- In Maharashtra’s Belaj, group of men and women are producing sanitary kit
- The reusable sanitary kit costs Rs. 200, can be used for two years
- Each reusable sanitary kit consists of 2 waterproof shields, 8 liners, soap
New Delhi: While the coronavirus pandemic and lockdown has taken away the livelihood of many, a group of men and women from Belaj village in Maharashtra’s Pune is making ends meet and at the same time promoting menstrual hygiene by stitching reusable sanitary napkin kits, all thanks to WASH – Women, Sanitation, Hygiene project undertaken by Humans For Humanity, a Dehradun based NGO (non-governmental organisation). 25-year-old Anurag Chauhan, founder of Humans For Humanity never thought his initiative to remove the word ‘taboo’ from menstruation and promote menstrual hygiene will one day become a source of income for many people.
The initiative to create awareness about menstrual hygiene dates back to 2015 when Anurag initiated WASH. Recalling the same, Anurag said,
In 2015 when I started WASH the idea was simply to raise awareness among women and girls of all age groups. As part of this, we would organise awareness sessions and activities like pickle making, planting the holy plant Tulsi, we would go to temples and talk about periods. This was all to bust myths like women should not touch pickle while they are menstruating else it will get spoiled, women should not enter temples while they are on their periods, so on and so forth.
Along with this, in 2018, Anurag started distributing low cost eco-friendly sanitary napkins made of cotton cloth by workers in the villages and the volunteers of Humans For Humanity for free. But the question was until when he will be able to do so?
Providing free pads to women make them dependent on me and I never wanted that. The idea is to educate these women and make them independent, said Anurag.
Pursuing his idea, in 2019, Anurag along with his team of volunteers undertook the initiative to teach women to make reusable sanitary pad kits. Each sanitary kit costing Rs. 200 consists of two waterproof shields, eight absorbent liners, bar soap, zip lock bags and a guidance chart. The waterproof shield made of cotton cloth looks like a regular cloth pad. While using, a liner made of PUL (Polyurethane Laminate) sheet needs to be put inside the waterproof shield which can then be attached to the underpants.
Both the waterproof shield and liner are washable and reusable and can be used for two years.
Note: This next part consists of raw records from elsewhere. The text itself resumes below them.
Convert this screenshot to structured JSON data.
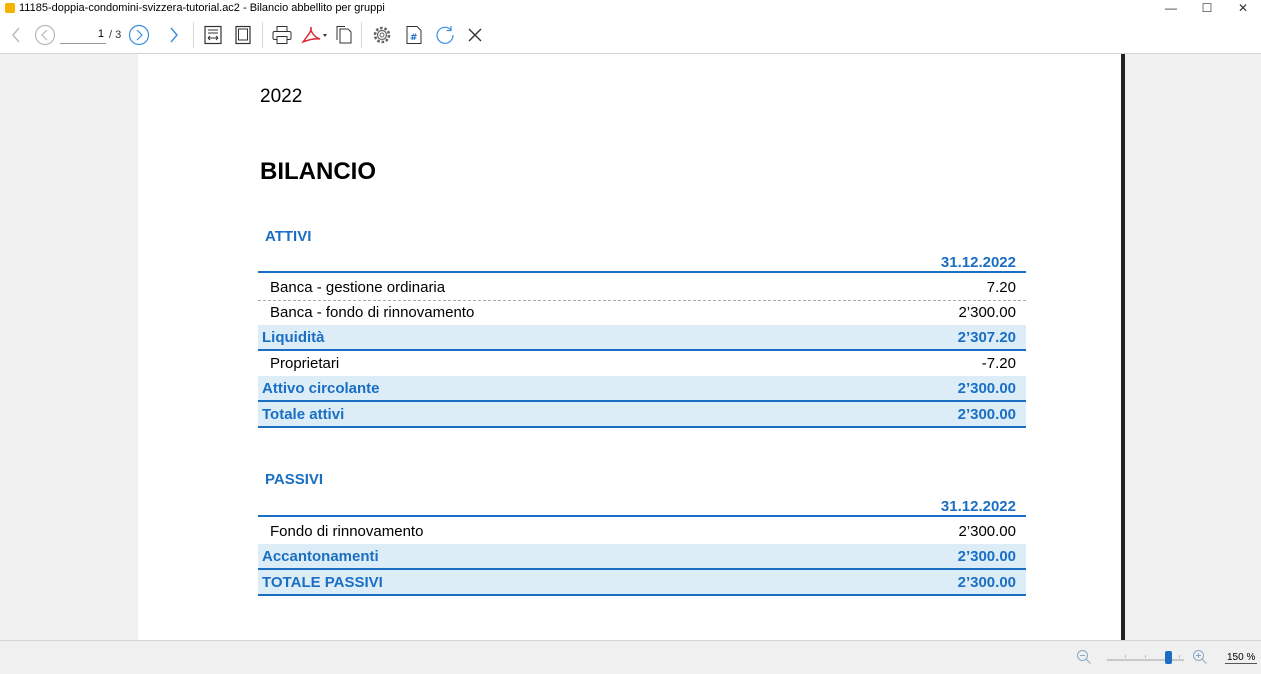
{
  "window": {
    "title": "11185-doppia-condomini-svizzera-tutorial.ac2 - Bilancio abbellito per gruppi",
    "controls": {
      "minimize": "—",
      "maximize": "☐",
      "close": "✕"
    }
  },
  "toolbar": {
    "page_current": "1",
    "page_total": "/ 3",
    "icons": [
      "back-icon",
      "previous-page-icon",
      "next-page-icon",
      "forward-icon",
      "fit-width-icon",
      "fit-page-icon",
      "print-icon",
      "pdf-export-icon",
      "copy-icon",
      "settings-icon",
      "page-number-icon",
      "refresh-icon",
      "close-icon"
    ],
    "accent": "#1a6fc4"
  },
  "document": {
    "year": "2022",
    "title": "BILANCIO",
    "attivi": {
      "heading": "ATTIVI",
      "date": "31.12.2022",
      "rows": [
        {
          "label": "Banca - gestione ordinaria",
          "value": "7.20"
        },
        {
          "label": "Banca - fondo di rinnovamento",
          "value": "2’300.00"
        },
        {
          "label": "Liquidità",
          "value": "2’307.20"
        },
        {
          "label": "Proprietari",
          "value": "-7.20"
        },
        {
          "label": "Attivo circolante",
          "value": "2’300.00"
        },
        {
          "label": "Totale attivi",
          "value": "2’300.00"
        }
      ]
    },
    "passivi": {
      "heading": "PASSIVI",
      "date": "31.12.2022",
      "rows": [
        {
          "label": "Fondo di rinnovamento",
          "value": "2’300.00"
        },
        {
          "label": "Accantonamenti",
          "value": "2’300.00"
        },
        {
          "label": "TOTALE PASSIVI",
          "value": "2’300.00"
        }
      ]
    },
    "colors": {
      "header_blue": "#1a6fc4",
      "group_background": "#ddedf7"
    }
  },
  "statusbar": {
    "zoom_level": "150 %",
    "zoom_fraction": 0.75
  }
}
These cotton pads are completely safe to use and any day better than women using ash, rug, husk and other unhygienic things during their periods, said Anurag.
Reusable Sanitary Napkin Kits Ensure Menstrual Hygiene, Provide Income To Women
Elaborating on the same, Jalpa H Vithalani, State Director for Humans For Humanity in Maharashtra said,
I’m an alumnus of H.R. College of Commerce and Economics. Last year, my juniors contacted me for their project Inaayat focused at providing menstrual hygiene supplies to women. Since Inaayat and Humans For Humanity were working on the same lines, we started by outsourcing Inaayat kits.
Later Humans For Humanity (HFH) started an independent project in Maharashtra’s Belaj village where a group of men and women were taught to prepare reusable sanitary napkin kits. As part of this, HFH provides all the raw material to the group involved in the production of these kits and also pay them for their labour. The kits are procured by HFH and distributed among women residing in different states, for free. Currently, the HFH team is working in six states – Uttarakhand, Uttar Pradesh, Maharashtra, Rajasthan, Delhi-NCR and Bengaluru.
Until a few years ago I didn’t know much about menstruation and pads. One day, Jalpa didi (state director for HFH in Maharashtra) conducted an awareness session in a nearby temple and taught us about the importance of menstrual hygiene and how we can make pads at home. My wife works on a farm and I work in a nearby factory but because of the lockdown, the factory is closed and the income has dropped drastically. At this time, the money we get from making sanitary pads is proving to be of great help, said Bhau Khokane, from Belaj village, who helps his wife Pushpa and other women in producing these kits. Bhau Khokane also accompanies Jalpa to neighbouring villages for various educational and awareness sessions.
According to Anurag, Belaj village is a success story for the team as it’s one of those villages where the word taboo and menstruation don’t go hand in hand. Women of Belaj village are well aware of the problems concerning lack of menstrual hygiene and improper disposal of sanitary pads. These women now train other women and multiply the efforts of HFH.
Poor menstrual hygiene is a problem which we all need to deal with. We need to throw this thing out of our system that menstruation is a problem and it only concerns women. I have been targeted for organising workshops in temples and breaking taboos. I have been targeted for being a man and talking about menstruation. But, I’ll reiterate, we all have come from a womb and together we need to address the issues surrounding menstruation and create more villages like Belaj, signed off Anurag.